Lieberman: Aviation Security Not Where It Should Be Resolution Of Airport Security Legislation Is Critical

WASHINGTON – Senate Governmental Affairs Committee Chairman Joe Lieberman, D-Conn., expressed concern Wednesday about the safety of airline travel in light of a series of recent airport security lapses, despite extra security precautions ordered by the Federal Aviation Administration.
            “There continue to be troubling lapses in security,” Lieberman said at a hearing he convened in conjunction with the subcommittee on Oversight of Government Management to examine if aviation security has improved since the terrorist attacks.  “Aviation security has improved since September 11, but we have a ways to go before we have full confidence in the security of our skies.”
            Department of Transportation Inspector General Kenneth Mead testified that less than10 percent of checked baggage was scanned for bombs.  Lieberman called that fact “stunning” and further noted that a recent spot-check of sophisticated bomb inspection machines at selected airports over the Veterans’ Day weekend found that fewer than 30 percent were in continuous use, despite an FAA directive ordering more usage.
            In this context, Lieberman called for quick passage of aviation security legislation now
being debated in a House-Senate conference.  The bill calls for expanding the air marshal program and federalizing passenger and baggage screening services.  Included in the Senate version of the measure are provisions authored by Lieberman and Committee member Senator Richard Durbin, D-Ill., that would expand background checks of airport personnel, employ more effective passenger and baggage screening procedures and equipment, and fund accelerated research and development of promising new security technologies.
             “Prior to September 11, we let ourselves become too relaxed,” Lieberman said.  “But if we had had the Senate aviation security bill in place, as well as the FAA directives now being implemented, it would have been a lot harder for the terrorists to have succeeded.  It will truly be outrageous if Congress leaves for Thanksgiving without passing aviation security legislation and sending it to the President for his signature.”
            “I am encouraged by some of  the steps taken by the FAA to bolster security, including the stationing of National Guard personnel at airports, the expanded use of computer programs to pre-screen passengers, and the use of FBI watch lists to check passengers and employees,” Lieberman added. “They all speak to a much-needed state of extra vigilance.”

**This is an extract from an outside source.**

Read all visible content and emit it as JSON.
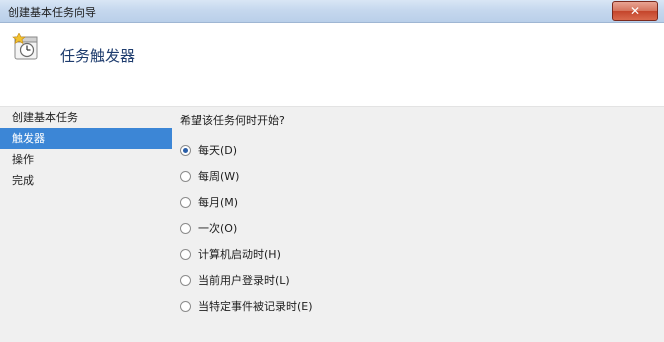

            He also welcomed the administration’s “zero tolerance” policy that has resulted in some inconvenience to passengers – such as delayed flights and concourse evacuations – but that shows “the government is more willing to take tough action to enforce compliance with its directives.”